Readers may remember that in October 2015, I tested two Taurus .44 Magnum revolvers. One was the full-size, six-shot Model 44 with a 6½” barrel, Taurus’ equivalent of the Smith & Wesson N-frame Model 29. The other was the smaller, five-shot Model 44Tracker4B, with a 4″ barrel, as shown below.
The smaller gun had a few problems, but after some attention from a gunsmith, it proved satisfactory, despite being more difficult to control than its bigger brother (due to its smaller size and lighter weight, both of which provided less heft to soak up the recoil). I swapped out its factory ‘Gripper’ grip, shown above, for a Hogue aftermarket unit, which I found made recoil more controllable than the original.
Since then I’ve experimented with several different models of the Taurus Tracker; a 6½” .44 Magnum model, a 4″ .45 ACP revolver, and the same cartridge in a 6½” barrel version. All have been fun to shoot, particularly the longer-barreled editions. The extra weight up forward tames recoil very nicely. I wish Taurus hadn’t withdrawn the 6½” Tracker .44 Magnum from sale – I prefer it to the shorter-barreled version.
I’ve also had the opportunity to play with a Smith & Wesson Model 69 (shown below), their L-frame revolver with a 5-round .44 Magnum cylinder, introduced (I presume) in response to the sales success of the Taurus Tracker chambered for that cartridge.
It’s almost the same dimensions as the 4″ Tracker, except that its barrel is 4.2″ long, in order to conform to Canadian minimum length regulations. It doesn’t have a ported muzzle, so muzzle flip is higher than on the Taurus; but on the other hand, the overall fit and finish of the S&W is noticeably better than that of its cheaper Brazilian counterpart. (That’s not surprising, of course: you get what you pay for, and the S&W is 25%-30% more costly than its competitor.) Overall, I like the Model 69 very much. I’ll probably send it to Mag-na-Port in due course, and have them port the barrel, reducing muzzle flip and hence felt recoil. When using a compact yet powerful handgun like this, I think that’s a worthwhile improvement.
How do the two compare? Well, if you’re on a tight budget, I find the Taurus Tracker to be a perfectly acceptable handgun. One does run the risk that some examples might need attention from a gunsmith to get them into peak condition, as my first example did; but Taurus has a lifetime warranty on their firearms, and will put right any defects if you give them time. If that concerns you, then by all means pay the higher price for the Smith & Wesson Model 69 – but remember, even S&W has had recalls due to product flaws, just as Ruger has recently announced for its latest Mark IV pistols.

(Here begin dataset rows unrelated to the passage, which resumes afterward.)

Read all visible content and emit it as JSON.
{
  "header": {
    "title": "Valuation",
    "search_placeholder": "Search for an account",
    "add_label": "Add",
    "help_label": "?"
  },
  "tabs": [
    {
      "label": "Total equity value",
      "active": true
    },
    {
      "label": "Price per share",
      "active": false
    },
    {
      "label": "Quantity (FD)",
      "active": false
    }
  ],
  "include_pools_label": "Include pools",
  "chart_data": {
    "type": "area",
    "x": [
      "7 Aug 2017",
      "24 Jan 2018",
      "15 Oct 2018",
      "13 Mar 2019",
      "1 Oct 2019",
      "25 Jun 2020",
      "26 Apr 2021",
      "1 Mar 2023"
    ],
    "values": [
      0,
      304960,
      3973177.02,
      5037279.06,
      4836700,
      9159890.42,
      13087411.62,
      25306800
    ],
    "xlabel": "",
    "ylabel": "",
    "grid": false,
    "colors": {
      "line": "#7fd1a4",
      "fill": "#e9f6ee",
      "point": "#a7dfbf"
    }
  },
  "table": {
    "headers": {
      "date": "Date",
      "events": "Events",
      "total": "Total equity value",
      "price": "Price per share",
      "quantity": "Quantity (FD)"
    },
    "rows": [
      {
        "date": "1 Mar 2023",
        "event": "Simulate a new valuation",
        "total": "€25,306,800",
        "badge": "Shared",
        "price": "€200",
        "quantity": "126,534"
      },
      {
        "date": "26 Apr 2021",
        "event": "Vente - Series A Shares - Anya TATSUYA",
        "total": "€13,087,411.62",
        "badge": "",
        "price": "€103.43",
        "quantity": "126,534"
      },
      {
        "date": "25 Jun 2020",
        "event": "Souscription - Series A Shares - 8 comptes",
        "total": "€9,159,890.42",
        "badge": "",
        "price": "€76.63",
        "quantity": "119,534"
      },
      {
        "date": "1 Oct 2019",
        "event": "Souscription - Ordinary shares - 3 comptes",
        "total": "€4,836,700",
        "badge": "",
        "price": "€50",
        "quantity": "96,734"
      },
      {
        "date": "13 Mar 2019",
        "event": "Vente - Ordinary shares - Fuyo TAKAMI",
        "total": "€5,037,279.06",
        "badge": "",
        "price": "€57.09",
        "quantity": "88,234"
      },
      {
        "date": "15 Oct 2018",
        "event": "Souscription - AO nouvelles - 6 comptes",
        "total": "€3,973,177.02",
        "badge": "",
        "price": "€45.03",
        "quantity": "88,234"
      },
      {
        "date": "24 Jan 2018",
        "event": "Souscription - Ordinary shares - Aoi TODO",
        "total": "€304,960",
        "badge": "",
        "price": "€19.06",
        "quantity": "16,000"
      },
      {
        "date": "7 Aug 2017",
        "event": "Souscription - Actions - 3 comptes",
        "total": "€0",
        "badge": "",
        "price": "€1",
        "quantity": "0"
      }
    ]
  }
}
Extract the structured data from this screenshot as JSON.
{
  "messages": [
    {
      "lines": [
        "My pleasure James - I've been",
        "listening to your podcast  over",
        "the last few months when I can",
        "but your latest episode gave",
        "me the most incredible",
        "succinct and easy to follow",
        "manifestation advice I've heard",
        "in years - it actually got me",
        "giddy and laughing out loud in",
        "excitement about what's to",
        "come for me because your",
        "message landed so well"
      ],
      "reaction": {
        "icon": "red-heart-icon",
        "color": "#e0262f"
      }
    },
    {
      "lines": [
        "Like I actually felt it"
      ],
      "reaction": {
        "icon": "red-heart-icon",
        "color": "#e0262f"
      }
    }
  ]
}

All firearms manufacturers have quality control or other problems from time to time. It goes with the territory, unfortunately.
If money is no object, then I think the Model 69 is clearly a more refined, better-finished firearm. I do find it heavier in recoil than the Tracker, because it doesn’t have a ported barrel; and I’d want to remedy that before relying on it as a defense against dangerous game, because I want to be able to control the gun accurately in rapid fire. That would be an added expense, but one that I think is justifiable, given the likely use of the gun.
I don’t plan to get rid of my .44 Magnum Trackers, and will retain my Model 69 as well. Loaded with hot Buffalo Bore .44 Special rounds, any of them will do very nicely for home defense; and filled with Federal’s 300gr. CastCore loads (which will fit into their relatively short cylinders, where longer, specialty loads such as Garrett Hammerheads won’t), any of them should be capable of dealing with large animals if necessary.